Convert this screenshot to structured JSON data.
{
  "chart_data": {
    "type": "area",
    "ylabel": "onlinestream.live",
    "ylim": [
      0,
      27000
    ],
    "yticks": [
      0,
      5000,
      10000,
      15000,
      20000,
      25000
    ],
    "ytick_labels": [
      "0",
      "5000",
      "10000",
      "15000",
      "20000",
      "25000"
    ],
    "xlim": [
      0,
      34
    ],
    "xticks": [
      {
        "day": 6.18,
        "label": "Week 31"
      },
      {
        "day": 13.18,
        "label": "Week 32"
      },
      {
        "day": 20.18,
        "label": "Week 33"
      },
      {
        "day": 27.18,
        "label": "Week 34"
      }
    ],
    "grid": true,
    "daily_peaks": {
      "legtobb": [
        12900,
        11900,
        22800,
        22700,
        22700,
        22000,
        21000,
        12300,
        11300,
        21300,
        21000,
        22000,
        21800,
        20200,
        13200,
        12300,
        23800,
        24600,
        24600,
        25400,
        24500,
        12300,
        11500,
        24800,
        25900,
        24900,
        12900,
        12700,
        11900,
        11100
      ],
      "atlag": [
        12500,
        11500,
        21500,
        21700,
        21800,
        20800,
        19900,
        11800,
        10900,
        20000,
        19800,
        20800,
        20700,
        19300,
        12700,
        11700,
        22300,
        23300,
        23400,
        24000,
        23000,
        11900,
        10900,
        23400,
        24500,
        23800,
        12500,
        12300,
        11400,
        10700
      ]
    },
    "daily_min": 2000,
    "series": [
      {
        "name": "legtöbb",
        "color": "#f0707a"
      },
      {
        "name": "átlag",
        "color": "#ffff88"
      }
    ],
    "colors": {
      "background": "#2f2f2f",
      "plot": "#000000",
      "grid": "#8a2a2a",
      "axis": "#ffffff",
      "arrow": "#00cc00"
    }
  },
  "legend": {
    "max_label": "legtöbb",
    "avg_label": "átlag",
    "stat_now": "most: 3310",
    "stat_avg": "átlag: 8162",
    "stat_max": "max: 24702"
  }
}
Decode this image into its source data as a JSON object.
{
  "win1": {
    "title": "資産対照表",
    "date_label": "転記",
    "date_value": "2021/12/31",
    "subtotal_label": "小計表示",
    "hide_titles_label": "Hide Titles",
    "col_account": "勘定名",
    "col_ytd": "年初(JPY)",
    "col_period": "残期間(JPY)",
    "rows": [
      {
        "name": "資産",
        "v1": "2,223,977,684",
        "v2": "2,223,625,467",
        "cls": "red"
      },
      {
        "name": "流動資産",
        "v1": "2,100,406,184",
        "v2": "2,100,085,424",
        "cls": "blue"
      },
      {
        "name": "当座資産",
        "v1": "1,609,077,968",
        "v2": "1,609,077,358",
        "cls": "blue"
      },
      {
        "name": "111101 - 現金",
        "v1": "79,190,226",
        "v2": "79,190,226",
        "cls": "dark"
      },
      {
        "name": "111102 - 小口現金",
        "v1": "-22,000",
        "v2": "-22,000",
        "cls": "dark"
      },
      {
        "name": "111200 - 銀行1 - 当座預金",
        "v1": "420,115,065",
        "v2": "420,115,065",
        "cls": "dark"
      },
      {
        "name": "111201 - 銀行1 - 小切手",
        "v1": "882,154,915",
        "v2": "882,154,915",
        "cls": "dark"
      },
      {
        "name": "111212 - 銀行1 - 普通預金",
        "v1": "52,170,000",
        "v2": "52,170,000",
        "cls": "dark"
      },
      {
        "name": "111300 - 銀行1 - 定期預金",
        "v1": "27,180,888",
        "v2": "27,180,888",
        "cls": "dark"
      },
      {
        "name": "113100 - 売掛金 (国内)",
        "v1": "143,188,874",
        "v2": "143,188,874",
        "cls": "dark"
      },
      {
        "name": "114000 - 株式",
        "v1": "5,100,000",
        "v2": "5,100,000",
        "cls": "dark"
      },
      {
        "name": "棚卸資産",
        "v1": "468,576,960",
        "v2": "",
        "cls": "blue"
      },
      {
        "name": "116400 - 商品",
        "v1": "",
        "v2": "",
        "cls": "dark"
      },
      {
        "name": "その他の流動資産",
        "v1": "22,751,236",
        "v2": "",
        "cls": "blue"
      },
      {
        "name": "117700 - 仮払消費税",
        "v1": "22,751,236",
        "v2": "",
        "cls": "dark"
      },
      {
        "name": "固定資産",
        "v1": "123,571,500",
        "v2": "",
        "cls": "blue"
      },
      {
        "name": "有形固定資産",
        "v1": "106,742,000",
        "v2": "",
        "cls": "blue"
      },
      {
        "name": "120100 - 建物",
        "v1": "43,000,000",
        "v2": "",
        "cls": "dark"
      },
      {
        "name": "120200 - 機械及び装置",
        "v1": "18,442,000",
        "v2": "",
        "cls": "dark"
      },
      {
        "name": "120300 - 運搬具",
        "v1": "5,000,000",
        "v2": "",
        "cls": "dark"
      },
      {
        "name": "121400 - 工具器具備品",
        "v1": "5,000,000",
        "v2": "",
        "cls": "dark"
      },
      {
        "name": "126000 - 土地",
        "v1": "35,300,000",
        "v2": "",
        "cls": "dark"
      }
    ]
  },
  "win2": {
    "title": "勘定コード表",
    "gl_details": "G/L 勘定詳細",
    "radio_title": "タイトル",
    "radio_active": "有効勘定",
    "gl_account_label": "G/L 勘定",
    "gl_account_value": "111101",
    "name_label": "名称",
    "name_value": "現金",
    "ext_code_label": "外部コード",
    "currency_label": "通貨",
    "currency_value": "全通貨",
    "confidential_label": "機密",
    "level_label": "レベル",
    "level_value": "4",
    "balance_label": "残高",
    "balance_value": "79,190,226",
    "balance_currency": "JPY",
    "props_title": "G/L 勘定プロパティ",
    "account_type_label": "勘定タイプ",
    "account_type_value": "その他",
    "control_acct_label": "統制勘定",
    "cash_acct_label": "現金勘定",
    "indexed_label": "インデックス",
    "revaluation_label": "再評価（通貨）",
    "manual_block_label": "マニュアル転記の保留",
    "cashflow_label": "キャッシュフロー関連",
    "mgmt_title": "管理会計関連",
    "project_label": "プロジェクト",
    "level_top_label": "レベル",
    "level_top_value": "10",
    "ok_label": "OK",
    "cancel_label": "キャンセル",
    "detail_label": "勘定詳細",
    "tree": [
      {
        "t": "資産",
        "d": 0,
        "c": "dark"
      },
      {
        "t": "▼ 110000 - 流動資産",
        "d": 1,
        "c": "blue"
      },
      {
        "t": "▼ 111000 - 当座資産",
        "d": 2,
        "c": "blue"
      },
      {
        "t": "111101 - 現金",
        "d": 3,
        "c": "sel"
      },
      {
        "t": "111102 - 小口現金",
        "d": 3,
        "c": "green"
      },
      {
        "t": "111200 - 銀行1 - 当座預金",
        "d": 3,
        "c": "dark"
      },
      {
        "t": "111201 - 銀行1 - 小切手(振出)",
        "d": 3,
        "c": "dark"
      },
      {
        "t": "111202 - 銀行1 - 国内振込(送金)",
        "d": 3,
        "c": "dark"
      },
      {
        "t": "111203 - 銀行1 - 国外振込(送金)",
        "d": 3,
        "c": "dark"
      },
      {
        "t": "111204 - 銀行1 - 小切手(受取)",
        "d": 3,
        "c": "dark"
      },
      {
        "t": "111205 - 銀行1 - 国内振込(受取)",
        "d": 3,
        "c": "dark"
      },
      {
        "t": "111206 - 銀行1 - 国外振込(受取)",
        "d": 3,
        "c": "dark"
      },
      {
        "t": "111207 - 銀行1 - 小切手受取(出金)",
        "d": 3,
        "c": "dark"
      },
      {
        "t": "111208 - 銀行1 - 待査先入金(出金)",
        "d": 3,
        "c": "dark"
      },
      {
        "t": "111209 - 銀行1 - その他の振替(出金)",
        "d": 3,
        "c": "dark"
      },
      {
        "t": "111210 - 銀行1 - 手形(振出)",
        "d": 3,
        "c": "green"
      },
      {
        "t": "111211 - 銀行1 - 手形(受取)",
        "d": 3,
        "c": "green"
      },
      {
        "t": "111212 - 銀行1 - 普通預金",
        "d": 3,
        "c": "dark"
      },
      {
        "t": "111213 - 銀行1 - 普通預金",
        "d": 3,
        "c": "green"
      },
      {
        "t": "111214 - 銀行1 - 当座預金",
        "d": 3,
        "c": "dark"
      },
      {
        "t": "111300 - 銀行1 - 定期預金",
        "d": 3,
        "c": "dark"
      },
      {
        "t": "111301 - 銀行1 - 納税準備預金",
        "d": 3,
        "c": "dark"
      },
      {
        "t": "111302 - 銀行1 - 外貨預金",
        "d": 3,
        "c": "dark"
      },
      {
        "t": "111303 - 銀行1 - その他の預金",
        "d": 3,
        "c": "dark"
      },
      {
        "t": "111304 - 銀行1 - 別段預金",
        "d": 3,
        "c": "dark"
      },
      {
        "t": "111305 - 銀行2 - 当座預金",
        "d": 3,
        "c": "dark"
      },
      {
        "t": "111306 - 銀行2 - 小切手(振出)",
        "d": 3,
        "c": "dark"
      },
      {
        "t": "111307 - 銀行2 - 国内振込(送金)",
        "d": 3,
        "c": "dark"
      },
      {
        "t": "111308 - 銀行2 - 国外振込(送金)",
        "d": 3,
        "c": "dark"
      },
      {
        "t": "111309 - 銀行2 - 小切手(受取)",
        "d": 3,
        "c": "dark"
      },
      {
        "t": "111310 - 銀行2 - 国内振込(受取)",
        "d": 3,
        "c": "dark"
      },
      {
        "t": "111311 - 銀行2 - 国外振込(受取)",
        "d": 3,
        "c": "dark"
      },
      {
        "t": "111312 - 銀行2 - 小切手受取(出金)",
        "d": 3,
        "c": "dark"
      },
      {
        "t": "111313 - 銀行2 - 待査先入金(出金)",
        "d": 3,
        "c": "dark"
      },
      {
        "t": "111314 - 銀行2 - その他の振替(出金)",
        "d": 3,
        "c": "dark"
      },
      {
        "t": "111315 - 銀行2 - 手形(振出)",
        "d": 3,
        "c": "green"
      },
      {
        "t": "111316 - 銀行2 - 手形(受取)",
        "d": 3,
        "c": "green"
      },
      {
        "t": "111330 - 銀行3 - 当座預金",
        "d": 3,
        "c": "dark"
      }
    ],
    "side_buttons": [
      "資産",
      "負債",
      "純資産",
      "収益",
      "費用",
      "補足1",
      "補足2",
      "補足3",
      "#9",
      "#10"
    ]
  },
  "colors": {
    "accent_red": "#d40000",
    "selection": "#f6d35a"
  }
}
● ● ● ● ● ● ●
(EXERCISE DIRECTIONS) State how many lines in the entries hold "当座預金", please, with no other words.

(RESPONSE TO THIS EXERCISE) 5